“We had one very important senior, Will Olson, come back into the first varsity; he had been injured, he was in the 2 seat today,” said Crotty. “He came back into the first varsity — he made a huge difference going into the sprints. We got him for two and a half weeks of training and then he was out the whole month of April. He is a really key guy and I loved putting him back in there as a senior, getting him the two victories.”
Crotty loved the form displayed by the V8 as it won the grand final for the first time since 2010.
“Six of my rowers in that first varsity have a pure sculling background; their first competitive strokes back in the ninth grade when they learned to row were in single sculls,” said Crotty. “In the single scull, you have to caress, you can’t just be in there smashing back and forth on the slide and hammering the catches in. If you watch the tape, in between strokes today is where our boat was just traveling so much better than anybody else. It takes that touch, that feel.”
Seeing the program earn the team title was a great feeling for Crotty.
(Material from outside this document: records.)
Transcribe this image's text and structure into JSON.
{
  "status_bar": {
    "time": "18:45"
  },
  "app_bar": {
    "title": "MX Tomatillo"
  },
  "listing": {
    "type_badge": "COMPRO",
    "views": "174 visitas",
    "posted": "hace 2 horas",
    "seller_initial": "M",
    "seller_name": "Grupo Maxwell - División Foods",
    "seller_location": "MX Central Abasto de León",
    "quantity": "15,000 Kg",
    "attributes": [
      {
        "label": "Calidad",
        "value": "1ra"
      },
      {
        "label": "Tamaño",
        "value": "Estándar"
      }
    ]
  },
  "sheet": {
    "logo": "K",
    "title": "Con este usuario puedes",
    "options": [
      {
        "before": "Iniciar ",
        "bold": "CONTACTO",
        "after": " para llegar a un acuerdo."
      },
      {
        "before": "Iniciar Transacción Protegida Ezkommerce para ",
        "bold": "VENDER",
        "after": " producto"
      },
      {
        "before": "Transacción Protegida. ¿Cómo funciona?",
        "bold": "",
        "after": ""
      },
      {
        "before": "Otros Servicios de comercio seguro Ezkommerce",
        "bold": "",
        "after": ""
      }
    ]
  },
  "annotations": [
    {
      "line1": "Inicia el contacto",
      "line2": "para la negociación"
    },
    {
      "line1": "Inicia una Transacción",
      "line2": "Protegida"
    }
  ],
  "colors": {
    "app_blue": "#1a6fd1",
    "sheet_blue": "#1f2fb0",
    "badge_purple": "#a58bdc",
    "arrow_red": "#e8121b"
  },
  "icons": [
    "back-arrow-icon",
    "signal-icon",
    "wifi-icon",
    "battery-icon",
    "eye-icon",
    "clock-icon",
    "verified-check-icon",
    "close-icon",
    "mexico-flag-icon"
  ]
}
“That is everything, to get everybody up on stage today was really special,” said Crotty, whose second varsity 8 included Laney Gold-Rappe, Eoin Gaffney, Tim Eilers, Noah Klemmer Domonkos, Peter Skinner, George Middleton, John High, Paul Höselbarth, and Tim Scheuritzel. “It is equal to any one of the individual boat victories. They really have a joy of rowing together and a joy of showing up at the boathouse and being together all the time. As hard as it is, that is the joy and it is all for this.”